George Washington Papers

[Diary entry: 13 April 1787]

Friday 13th. Mercury at 62 in the Morng.—74 at Noon and 74 at N.

A Fresh Southerly wind all day with some appearances of rain. Warm.

Rid to the Plantations at Muddy hole, Dogue run, French’s and the Ferry—and to the Fishing Landing. At Muddy hole the artichokes were planted as directed yesterday but upon recollection the method does not seem to be proper, because the cross in which they were planted (being the bottom of the furrows) must be unbroke earth and the bed not so compendious and light as it might have been in a hill. In each of these checks or crosses, one Root, when it was large and looked well was put and two where they were small. None was cut, but this it seems might have been done, as with Potatoes—leaving an eye to each cutting. About 1½ bushels planted the Square, or half acre. Near half a bushel was left for replanting. At Dogue run, finished Sowing the Winter fallow by the Ferry road with Pold. Oats and grass Seeds. Of the first it took [ ] bushls. and of the latter [ ] gallons of Orchard grass, [ ] pints of Clover, and [ ] quarts of Timothy. From here the harrows went into the Meadow by the house & began to cover Oats in the fork thereof wch. were sowed on the plowing the ground had received about the [ ] of [ ]. The ground in No. 1, by the road, by the harrowing in the Oats with the heavy harrow once; & sometimes where it was hard or grassy, twice, and the crossing, to put in the grass Seeds was got light, smooth, & in very good order. The Barley at this place was begun to be sowed on a second plowing of the ground by the Bars near the house in the Meadow this afternoon and the lay Wheat which had been harrowed, and cross harrowed got rolled this evening. Making the trunnel fence at French’s in the line that divides this Plantation from the Ferry. The Barley here was perceived to be coming up thick and well. At the ferry, breaking, and rending as fine as the case would admit, the ground in the New Meadow—Sowed 7½ bushls. of Barley in the Turnip ground wch. had been plowed & cross plowed and harrowed it in with the dble. harrow.
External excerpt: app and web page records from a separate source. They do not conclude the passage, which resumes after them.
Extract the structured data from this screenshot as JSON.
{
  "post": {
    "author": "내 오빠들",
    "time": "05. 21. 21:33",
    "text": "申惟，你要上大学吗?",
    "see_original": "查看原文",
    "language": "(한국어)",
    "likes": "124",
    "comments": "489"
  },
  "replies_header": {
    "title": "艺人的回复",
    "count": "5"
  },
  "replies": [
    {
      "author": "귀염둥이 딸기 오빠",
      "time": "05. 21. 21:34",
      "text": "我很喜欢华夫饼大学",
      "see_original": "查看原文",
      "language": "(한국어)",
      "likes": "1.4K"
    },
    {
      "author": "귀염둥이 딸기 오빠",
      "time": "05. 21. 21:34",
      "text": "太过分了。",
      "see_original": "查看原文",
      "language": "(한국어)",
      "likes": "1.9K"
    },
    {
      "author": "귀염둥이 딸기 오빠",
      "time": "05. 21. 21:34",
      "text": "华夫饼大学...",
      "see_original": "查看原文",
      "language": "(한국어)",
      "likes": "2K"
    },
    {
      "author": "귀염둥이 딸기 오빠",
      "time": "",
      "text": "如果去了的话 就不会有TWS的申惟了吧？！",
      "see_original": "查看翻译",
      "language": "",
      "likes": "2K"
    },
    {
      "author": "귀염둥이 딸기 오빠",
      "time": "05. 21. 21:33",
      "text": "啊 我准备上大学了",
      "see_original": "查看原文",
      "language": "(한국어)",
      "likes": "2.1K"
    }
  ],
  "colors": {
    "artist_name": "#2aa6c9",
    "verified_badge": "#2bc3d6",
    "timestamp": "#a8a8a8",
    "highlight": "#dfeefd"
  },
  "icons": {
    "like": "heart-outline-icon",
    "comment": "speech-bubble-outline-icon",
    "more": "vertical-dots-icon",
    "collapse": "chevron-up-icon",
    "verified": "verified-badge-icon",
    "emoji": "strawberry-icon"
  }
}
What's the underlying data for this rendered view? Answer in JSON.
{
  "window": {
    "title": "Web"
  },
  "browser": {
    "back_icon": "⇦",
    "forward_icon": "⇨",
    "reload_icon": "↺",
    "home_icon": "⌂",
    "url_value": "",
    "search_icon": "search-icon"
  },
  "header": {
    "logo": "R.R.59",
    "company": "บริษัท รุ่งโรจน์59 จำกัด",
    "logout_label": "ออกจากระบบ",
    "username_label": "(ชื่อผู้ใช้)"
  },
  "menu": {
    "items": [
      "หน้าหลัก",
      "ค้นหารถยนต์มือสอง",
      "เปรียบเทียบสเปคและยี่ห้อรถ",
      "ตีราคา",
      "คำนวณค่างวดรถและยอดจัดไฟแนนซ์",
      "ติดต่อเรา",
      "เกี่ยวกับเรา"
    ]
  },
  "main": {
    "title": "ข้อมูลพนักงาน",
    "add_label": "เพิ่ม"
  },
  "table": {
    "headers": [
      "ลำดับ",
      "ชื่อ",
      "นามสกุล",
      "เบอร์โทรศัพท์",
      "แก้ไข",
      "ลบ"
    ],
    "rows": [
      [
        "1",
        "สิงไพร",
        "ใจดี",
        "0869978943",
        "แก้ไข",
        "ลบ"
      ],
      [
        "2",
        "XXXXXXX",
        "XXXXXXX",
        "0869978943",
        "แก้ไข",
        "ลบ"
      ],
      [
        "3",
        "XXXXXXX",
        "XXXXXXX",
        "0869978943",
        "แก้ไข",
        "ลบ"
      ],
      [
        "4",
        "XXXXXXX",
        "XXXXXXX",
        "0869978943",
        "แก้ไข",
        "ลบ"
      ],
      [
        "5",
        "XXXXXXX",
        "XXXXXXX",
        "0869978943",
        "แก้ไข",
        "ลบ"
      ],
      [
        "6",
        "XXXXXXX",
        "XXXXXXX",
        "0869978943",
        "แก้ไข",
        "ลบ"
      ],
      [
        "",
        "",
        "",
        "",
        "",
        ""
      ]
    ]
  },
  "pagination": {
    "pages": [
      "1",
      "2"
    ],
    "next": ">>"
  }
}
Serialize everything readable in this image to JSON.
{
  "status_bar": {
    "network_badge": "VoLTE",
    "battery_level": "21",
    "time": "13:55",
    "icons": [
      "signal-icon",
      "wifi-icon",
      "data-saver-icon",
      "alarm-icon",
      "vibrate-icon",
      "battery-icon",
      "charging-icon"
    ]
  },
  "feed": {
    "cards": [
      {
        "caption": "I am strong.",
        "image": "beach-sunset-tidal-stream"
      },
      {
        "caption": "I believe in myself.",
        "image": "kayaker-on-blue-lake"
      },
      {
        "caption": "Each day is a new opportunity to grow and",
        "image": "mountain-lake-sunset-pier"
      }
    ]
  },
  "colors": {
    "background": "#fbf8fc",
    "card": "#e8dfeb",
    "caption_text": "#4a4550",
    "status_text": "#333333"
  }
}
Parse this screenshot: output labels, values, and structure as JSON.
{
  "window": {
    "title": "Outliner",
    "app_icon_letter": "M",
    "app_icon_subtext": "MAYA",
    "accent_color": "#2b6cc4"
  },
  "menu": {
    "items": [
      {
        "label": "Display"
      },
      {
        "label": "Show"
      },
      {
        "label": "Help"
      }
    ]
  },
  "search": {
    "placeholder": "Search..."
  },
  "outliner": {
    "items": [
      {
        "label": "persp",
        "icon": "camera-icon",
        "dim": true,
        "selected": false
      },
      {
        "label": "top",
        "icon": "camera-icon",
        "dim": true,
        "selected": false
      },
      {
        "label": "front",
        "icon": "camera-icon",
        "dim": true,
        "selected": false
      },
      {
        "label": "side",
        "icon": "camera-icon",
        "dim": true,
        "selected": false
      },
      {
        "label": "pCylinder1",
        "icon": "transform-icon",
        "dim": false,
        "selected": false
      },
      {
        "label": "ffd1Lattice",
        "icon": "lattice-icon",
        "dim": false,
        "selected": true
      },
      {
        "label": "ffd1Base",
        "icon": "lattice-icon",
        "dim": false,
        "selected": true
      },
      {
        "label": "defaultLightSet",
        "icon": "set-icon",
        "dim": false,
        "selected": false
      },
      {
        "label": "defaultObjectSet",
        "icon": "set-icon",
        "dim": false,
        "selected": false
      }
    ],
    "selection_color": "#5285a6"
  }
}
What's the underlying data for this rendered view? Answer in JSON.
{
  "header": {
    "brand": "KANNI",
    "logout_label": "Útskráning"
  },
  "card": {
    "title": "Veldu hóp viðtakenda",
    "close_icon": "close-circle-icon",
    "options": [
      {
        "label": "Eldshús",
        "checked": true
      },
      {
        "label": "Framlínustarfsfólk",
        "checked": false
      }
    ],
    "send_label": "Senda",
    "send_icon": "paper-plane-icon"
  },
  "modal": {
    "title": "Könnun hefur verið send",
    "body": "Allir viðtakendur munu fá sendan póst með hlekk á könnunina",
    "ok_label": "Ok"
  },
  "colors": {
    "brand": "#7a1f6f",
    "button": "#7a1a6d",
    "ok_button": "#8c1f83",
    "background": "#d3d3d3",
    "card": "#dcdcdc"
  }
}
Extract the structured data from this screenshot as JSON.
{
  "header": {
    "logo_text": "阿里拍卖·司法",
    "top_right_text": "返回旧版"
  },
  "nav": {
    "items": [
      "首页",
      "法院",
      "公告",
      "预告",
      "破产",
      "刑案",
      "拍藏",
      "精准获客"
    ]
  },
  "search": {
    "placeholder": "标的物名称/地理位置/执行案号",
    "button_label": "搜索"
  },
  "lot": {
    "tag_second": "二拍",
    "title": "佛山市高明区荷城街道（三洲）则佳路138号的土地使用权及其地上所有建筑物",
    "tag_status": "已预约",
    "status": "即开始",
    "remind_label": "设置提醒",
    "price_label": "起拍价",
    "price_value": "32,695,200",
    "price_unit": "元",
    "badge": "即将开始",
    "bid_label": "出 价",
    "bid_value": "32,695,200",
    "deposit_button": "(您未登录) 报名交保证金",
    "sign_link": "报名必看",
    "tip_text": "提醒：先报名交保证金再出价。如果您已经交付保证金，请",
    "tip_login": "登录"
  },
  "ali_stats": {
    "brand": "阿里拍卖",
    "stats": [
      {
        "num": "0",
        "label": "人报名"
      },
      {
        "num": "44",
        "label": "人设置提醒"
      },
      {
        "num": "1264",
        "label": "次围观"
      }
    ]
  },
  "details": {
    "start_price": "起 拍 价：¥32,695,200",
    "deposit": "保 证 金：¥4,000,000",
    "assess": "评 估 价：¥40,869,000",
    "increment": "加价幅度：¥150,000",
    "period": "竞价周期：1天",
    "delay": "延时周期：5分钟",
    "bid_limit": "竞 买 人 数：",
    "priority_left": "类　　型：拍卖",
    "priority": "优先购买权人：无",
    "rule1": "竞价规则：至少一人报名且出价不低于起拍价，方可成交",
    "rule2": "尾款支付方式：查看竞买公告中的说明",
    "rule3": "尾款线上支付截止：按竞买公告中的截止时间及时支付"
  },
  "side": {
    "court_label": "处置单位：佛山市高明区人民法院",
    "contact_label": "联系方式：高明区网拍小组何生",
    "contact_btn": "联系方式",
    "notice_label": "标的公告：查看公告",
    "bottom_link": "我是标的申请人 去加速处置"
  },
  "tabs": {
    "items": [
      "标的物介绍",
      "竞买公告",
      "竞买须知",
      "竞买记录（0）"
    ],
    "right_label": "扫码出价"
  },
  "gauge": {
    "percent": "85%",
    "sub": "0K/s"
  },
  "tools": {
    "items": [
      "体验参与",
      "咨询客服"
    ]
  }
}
Mr. Benja. Grymes (of the Eagles Nest) came here this Evening and Stayed all Night.

trunnel: treenail. The parts of the fence were fastened together with treenails, small wooden pegs. Benjamin Fitzhugh Grymes (died c.1803), son of Benjamin Grymes of Smithfield and Elizabeth Fitzhugh Grymes of Eagle’s Nest, in the Chotank area of King George County, had served as a lieutenant and later captain in the Revolution.

Index Entries